Asia and Pacific

Foreign Affairs Article

Mutual Assured Production

Author: Richard Katz

Tensions between China and Japan are rising, but an economic version of mutual deterrence is preserving the uneasy status quo. Put simply, China needs to buy Japanese products as much as Japan needs to sell them.

See more in China; Japan; Trade

Foreign Affairs Article

Fake It Till You Make It

Authors: Kal Raustiala and Christopher Sprigman

Given that Chinese counterfeiting has benefits as well as costs, and considering China's historical resistance to Western pressure, trying to push China to change its approach to intellectual property law is not worth the political and diplomatic capital the United States is spending on it.

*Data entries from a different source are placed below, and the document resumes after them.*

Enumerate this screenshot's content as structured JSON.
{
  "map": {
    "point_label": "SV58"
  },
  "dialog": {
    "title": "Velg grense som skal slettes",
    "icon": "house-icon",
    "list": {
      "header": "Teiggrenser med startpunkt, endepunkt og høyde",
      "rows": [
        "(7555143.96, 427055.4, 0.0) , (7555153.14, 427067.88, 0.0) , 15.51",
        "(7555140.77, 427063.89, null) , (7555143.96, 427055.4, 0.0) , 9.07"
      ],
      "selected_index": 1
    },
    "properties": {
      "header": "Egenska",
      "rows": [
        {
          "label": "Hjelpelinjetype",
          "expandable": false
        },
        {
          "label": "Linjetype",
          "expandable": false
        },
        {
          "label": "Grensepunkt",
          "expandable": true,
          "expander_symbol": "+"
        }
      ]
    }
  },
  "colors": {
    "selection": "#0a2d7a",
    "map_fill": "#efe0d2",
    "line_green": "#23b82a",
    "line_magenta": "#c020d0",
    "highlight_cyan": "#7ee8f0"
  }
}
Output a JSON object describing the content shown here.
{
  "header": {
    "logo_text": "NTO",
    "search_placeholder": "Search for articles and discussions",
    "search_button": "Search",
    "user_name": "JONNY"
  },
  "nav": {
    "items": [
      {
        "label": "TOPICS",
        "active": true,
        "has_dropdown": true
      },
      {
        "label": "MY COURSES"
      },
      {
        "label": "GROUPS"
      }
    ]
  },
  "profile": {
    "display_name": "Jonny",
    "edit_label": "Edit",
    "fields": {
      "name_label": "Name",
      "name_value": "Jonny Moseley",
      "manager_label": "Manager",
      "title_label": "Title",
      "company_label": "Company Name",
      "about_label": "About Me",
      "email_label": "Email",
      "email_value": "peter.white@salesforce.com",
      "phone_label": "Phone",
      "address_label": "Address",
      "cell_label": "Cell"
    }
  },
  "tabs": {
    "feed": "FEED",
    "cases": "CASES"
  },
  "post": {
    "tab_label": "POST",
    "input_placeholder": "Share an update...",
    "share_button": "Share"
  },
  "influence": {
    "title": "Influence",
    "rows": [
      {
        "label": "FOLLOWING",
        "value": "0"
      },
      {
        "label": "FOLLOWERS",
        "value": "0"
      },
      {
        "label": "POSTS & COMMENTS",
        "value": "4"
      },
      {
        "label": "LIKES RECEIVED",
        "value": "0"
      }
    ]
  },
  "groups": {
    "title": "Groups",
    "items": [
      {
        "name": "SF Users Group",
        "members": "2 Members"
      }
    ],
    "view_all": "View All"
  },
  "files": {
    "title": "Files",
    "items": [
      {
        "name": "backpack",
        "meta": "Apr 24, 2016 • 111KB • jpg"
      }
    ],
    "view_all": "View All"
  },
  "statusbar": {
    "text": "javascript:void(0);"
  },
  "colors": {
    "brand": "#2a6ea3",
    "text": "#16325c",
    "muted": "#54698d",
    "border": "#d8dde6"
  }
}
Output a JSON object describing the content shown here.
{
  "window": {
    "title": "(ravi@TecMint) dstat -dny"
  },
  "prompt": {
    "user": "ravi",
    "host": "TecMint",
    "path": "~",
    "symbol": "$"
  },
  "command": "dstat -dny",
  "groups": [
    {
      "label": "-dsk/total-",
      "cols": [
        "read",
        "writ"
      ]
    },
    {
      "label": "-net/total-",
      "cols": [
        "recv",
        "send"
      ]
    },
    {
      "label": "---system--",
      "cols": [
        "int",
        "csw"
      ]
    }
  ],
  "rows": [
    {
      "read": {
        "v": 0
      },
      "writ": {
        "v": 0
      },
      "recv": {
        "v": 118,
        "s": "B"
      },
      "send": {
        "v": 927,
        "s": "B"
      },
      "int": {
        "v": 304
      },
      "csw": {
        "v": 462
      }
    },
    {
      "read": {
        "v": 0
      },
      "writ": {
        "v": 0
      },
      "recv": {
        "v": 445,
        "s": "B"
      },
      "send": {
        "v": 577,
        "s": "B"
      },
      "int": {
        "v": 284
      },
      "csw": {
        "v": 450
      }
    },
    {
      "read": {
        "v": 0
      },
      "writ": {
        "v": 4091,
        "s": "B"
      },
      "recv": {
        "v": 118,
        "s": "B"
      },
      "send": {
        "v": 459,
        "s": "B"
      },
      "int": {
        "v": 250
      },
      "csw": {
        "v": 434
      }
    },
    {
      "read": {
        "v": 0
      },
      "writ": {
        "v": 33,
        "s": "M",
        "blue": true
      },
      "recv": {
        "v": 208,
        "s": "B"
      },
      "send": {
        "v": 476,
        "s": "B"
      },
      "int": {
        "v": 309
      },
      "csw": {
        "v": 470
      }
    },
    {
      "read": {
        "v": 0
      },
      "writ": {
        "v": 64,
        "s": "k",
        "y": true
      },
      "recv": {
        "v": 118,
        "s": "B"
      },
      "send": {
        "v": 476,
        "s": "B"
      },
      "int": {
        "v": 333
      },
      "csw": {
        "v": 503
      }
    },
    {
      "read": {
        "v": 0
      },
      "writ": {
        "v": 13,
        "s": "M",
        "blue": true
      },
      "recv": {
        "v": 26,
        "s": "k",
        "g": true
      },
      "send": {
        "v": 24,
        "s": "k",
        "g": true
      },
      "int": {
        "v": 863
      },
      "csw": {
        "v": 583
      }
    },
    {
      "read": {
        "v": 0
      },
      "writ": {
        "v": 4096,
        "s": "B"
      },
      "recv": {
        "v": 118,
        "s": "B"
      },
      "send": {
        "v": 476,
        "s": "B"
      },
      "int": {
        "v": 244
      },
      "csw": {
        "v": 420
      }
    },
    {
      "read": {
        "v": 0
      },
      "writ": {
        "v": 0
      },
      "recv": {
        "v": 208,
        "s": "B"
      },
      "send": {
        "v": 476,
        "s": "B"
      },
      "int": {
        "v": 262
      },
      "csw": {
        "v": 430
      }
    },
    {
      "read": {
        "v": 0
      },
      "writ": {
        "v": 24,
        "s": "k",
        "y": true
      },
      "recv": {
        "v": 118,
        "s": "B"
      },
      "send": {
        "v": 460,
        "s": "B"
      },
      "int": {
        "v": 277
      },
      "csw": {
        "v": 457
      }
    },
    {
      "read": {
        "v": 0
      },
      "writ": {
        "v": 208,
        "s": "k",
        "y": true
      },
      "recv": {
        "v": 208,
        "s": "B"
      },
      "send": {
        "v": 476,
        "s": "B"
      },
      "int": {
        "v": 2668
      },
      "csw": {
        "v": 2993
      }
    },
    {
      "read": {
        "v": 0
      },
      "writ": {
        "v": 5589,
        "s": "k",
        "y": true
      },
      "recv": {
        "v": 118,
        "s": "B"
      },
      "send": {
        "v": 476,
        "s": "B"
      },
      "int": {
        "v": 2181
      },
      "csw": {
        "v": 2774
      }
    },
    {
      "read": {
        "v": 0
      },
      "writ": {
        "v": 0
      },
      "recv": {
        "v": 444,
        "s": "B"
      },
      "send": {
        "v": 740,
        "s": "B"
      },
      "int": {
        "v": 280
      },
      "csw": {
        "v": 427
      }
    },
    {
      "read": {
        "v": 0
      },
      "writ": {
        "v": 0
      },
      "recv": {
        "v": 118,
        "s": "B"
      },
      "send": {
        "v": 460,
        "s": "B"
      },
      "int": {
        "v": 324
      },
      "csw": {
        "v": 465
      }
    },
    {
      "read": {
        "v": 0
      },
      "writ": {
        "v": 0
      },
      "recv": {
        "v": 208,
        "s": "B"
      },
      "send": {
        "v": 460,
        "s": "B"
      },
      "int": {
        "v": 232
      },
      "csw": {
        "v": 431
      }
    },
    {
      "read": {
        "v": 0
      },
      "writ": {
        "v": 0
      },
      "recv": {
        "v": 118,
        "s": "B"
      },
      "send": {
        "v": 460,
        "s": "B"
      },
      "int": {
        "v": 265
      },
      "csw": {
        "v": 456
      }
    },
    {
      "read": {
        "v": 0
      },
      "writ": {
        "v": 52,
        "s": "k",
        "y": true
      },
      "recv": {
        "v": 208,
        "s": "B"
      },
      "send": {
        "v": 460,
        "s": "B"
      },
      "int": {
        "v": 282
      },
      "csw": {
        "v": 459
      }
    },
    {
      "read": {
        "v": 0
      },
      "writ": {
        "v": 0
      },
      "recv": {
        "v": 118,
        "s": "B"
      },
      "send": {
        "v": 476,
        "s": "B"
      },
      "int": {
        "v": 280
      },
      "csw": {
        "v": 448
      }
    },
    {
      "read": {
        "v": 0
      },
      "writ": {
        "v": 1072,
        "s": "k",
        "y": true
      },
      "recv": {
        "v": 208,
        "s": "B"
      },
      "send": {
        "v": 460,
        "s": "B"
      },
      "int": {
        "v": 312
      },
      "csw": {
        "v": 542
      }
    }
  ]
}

See more in China; Intellectual Property

Foreign Affairs Article

Why Drones Work

Author: Daniel Byman

The Obama administration relies on drones for one simple reason: they work. Drone strikes have devastated al Qaeda at little financial cost, at no risk to U.S. forces, and with fewer civilian casualties than many alternative methods would have caused.

See more in Somalia; Pakistan; Yemen; Drones

Foreign Affairs Article

India's Feeble Foreign Policy

Author: Manjari Chatterjee Miller

The world may expect great things from India, but as extensive reporting reveals, Indians themselves turn out to be deeply skeptical about their country's potential. That attitude, plus New Delhi's dysfunctional foreign-policy bureaucracy, prevent long-term planning of the sort China has mastered -- and are holding India back.

See more in India; Politics and Strategy

Foreign Affairs Article

Beyond the Pivot

Author: Kevin Rudd

The Obama administration's "pivot" to Asia made sense, because China was starting to doubt U.S. staying power. Now that Washington has sent Beijing a clear message it will be around for the long haul, however, the time has come for the two countries to deepen and institutionalize their relationship in order to secure Asia's lasting peace and prosperity.

See more in China; United States; Politics and Strategy

Foreign Affairs Article

Breaking Up Is Not Hard to Do

Author: Husain Haqqani

Instead of continuing their endless battling, the United States and Pakistan should acknowledge that their interests simply do not converge enough to make them strong partners. Giving up the fiction of an alliance would free up Washington to explore new ways of achieving its goals in South Asia. And it would allow Islamabad to finally pursue its regional ambitions -- which would either succeed once and for all or, more likely, teach Pakistani officials the limitations of their country's power.

See more in Diplomacy and Statecraft; Pakistan

Foreign Affairs Article

Japan's Cautious Hawks

Author: Gerald L. Curtis

The election of the hawkish Shinzo Abe as Japan's prime minister has the world worrying that Tokyo is about to part with its pacifist strategy of the last 70 years. But Japan's new leaders are pragmatic, and so long as the United States does not waver in its commitment to the country's defense, they are unlikely chart a new course.

See more in Japan; Diplomacy and Statecraft

Foreign Affairs Article

The Evolution of Irregular War

Author: Max Boot

Pundits tend to treat terrorism and guerrilla tactics as something new, but nothing could be further from the truth. Although the agendas have changed over the years -- from tribalism, to liberalism and nationalism, to socialism, to jihadist extremism -- guerrilla and terrorist warfare has been ubiquitous throughout history and consistently deadly.

See more in Afghanistan; Wars and Warfare

Foreign Affairs Article

The Life of the Party

Author: Eric X. Li

In the next decade, China will continue to rise, not fade. Its leaders will consolidate the one-party model and, in the process, challenge the West's smug certainty about political development and the inevitable march toward electoral democracy.

See more in China; Democratization

Foreign Affairs Article

Smart Shift

Authors: Shawn Brimley and Ely Ratner

A recent essay by Robert Ross characterized the Obama administration's "pivot" to Asia as a hostile, knee-jerk response to Chinese aggression. But the shift was not aimed at any one country; it was an acknowledgment that the United States had underinvested in a strategically significant region.

See more in Asia and Pacific; Politics and Strategy; United States